Jersey Journal/1927/Grimaldi Faces Murder Jury

Grimaldi Faces Murder Jury  (1927) 

Feliks Szczęsny (1888-1926) murder in the Jersey Journal on April 11, 1927.

Grimaldi Faces Murder Jury. Refusal of Felix Szczesny to buy a round of drinks in a Steuben Street speakeasy last October caused his death, Andrew Zuilkowski, 50, of 160 Steuben Street, testified this afternoon. Zulkowski is star state witness at the trial for murder of Ralph Grimaldi, of New York on a charge of fatally stabbing Szczesny and stabbing Zulkowski also. The State may complete its case late this afternoon, but the trial in Oyer and Terminer will continue tomorrow. Grimaldi, known as "Joe the Wop", was employed as a car repairman by the Hudson and Manhattan Railroad. Trial of the accused man for murder began today before Judge Robert V. Kinkead and a special panel of veniremen with Chief Assistant Prosecutor Aloysius McMahon and Assistant Prosecutor Lewis G. Hansen presenting the States case and former Congressman James A. Hamill conducting the defense. Early on the morning of the murder, the State claims, he went to the home of Scezesny and engaged with him and another man of Polish descent in a drinking bout. An argument arose over whose turn it was to purchase a drink and when the words became loud. Scezesny's wife forced the trio out of the house and the commotion began in the street. Once on the street the argument developed into blows and Grimaldi is alleged to have dashed a knife, mortally wounding Scezesny and stabbing the other man, Andrew Zulowski, of 10 Steuben Street, Grimaldi fled the scene of the crime and kept in hiding for more than a week, but was later captured by Lieutenant Charles Ballerine and Detective John O'Neill of the Jersey City Detective Bureau.

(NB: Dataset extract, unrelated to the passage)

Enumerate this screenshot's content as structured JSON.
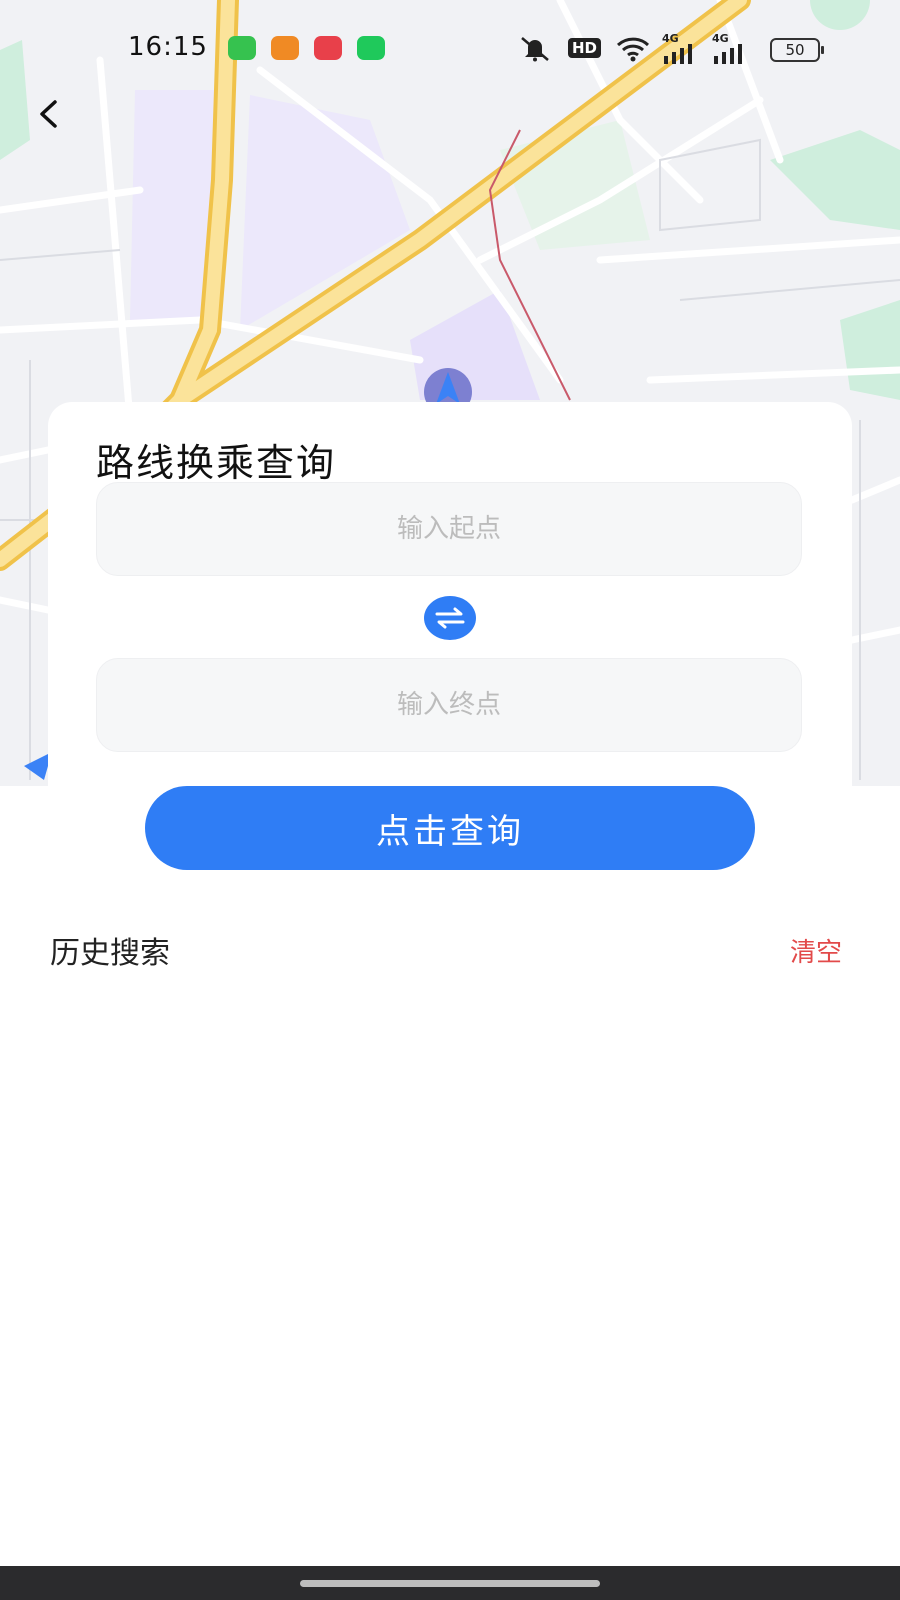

They found him in a deserted section of upper New York State. He was taken into custody and extradited to New Jersey and has been in the County Jail awaiting trial.

Felix Szczesny (1888-1926) murdered in the Jersey Journal on April 11, 1927, part 1.png
Felix Szczesny (1888-1926) murdered in the Jersey Journal on April 11, 1927, part 2.png

This work is in the public domain in the United States because it was legally published within the United States (or the United Nations Headquarters in New York subject to Section 7 of the United States Headquarters Agreement) before 1964, and copyright was not renewed.


This work may be in the public domain in countries and areas with longer native copyright terms that apply the rule of the shorter term to foreign works.

OOjs UI icon alert destructive black-darkred.svg
It is imperative that contributors search the renewal databases and ascertain that there is no evidence of a copyright renewal before using this license. Failure to do so will result in the deletion of the work as a copyright violation.